There is no other life but this, that’s what he thinks, what he says, ‘It’s like you’ve got all this freedom, well not really freedom, but you can do what you want can’t you? I mean it’s like you’re invisible, they don’t want to see you.’ A woman passes. ‘Please miss, got any change miss? Sometimes they answer. Mostly, it’s like you’re a pane of glass.’
There’s no space in the shelter; carrier bags, quilts, a sleeping bag define territory. His corner is no different. He sits staring along the prom. ‘Couldn’t hack it. Like living in a square box. It was hard. Dunno, it’s like I’ve never been able to handle money, in one hand and out the other, when I’ve got it. Haven’t got a pot to piss in here, but it’s better.’

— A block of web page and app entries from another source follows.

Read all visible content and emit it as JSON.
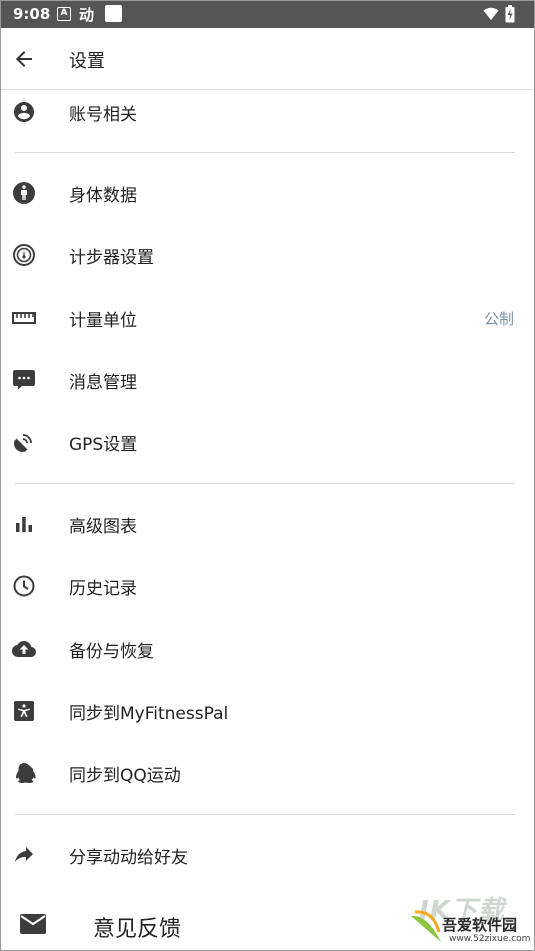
{
  "status_bar": {
    "time": "9:08",
    "notif_a": "A",
    "notif_app": "动"
  },
  "app_bar": {
    "title": "设置",
    "back_icon": "arrow-left-icon"
  },
  "sections": [
    [
      {
        "label": "账号相关",
        "icon": "account-circle-icon",
        "value": ""
      }
    ],
    [
      {
        "label": "身体数据",
        "icon": "body-person-icon",
        "value": ""
      },
      {
        "label": "计步器设置",
        "icon": "gauge-icon",
        "value": ""
      },
      {
        "label": "计量单位",
        "icon": "ruler-icon",
        "value": "公制"
      },
      {
        "label": "消息管理",
        "icon": "message-icon",
        "value": ""
      },
      {
        "label": "GPS设置",
        "icon": "satellite-icon",
        "value": ""
      }
    ],
    [
      {
        "label": "高级图表",
        "icon": "bar-chart-icon",
        "value": ""
      },
      {
        "label": "历史记录",
        "icon": "clock-icon",
        "value": ""
      },
      {
        "label": "备份与恢复",
        "icon": "cloud-upload-icon",
        "value": ""
      },
      {
        "label": "同步到MyFitnessPal",
        "icon": "myfitnesspal-icon",
        "value": ""
      },
      {
        "label": "同步到QQ运动",
        "icon": "qq-penguin-icon",
        "value": ""
      }
    ],
    [
      {
        "label": "分享动动给好友",
        "icon": "share-arrow-icon",
        "value": ""
      }
    ]
  ],
  "feedback": {
    "label": "意见反馈",
    "icon": "envelope-icon"
  },
  "watermark": {
    "brand": "吾爱软件园",
    "url": "www.52zixue.com",
    "big": "IK下载"
  },
  "colors": {
    "status_bar": "#555555",
    "icon": "#3c3c3c",
    "value_text": "#7a94a8",
    "divider": "#dcdcdc"
  }
}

Imagine this; rough partitioning, cowboy plumbing, the kitchen more of an afterthought, a grudging necessity, space stolen from a cramped room. He takes a kettle off the stove, a cup from the draining board, scalds it. Greasy rivulets run into the sink. Dropping a teabag into the cup, he hands it to me and we return to where we were sitting in front of the open window.
The front door slams. Footsteps echo on the stairs. A door closes. ‘Any time now,’ he says. ‘There it goes,’ that steady, pounding bass rhythm; monotonous.
Closing the front door, he says, ‘Its like that all the time. Does my head in. He’s trouble, man.’
Time passes; days become weeks become months, and then this chance meeting.
‘Haven’t seen you in ages.’
‘Hello. Long time. Lost your number.’
‘It’s ok. How are you doing?’
‘Fine. Left that room. That head banger, he did my head in.’
‘That was a while ago. It was a bit loud, wasn’t it. And now?’
‘Back on the street. I tried, just couldn’t hack it. It’s ok it’s cool.’
The times we talked, times I listened to plans half made, thoughts of returning north, wanting to settle down. And it all comes down to this, his solution: walk away. His life: a series of temporary measures, immediate needs, blank days.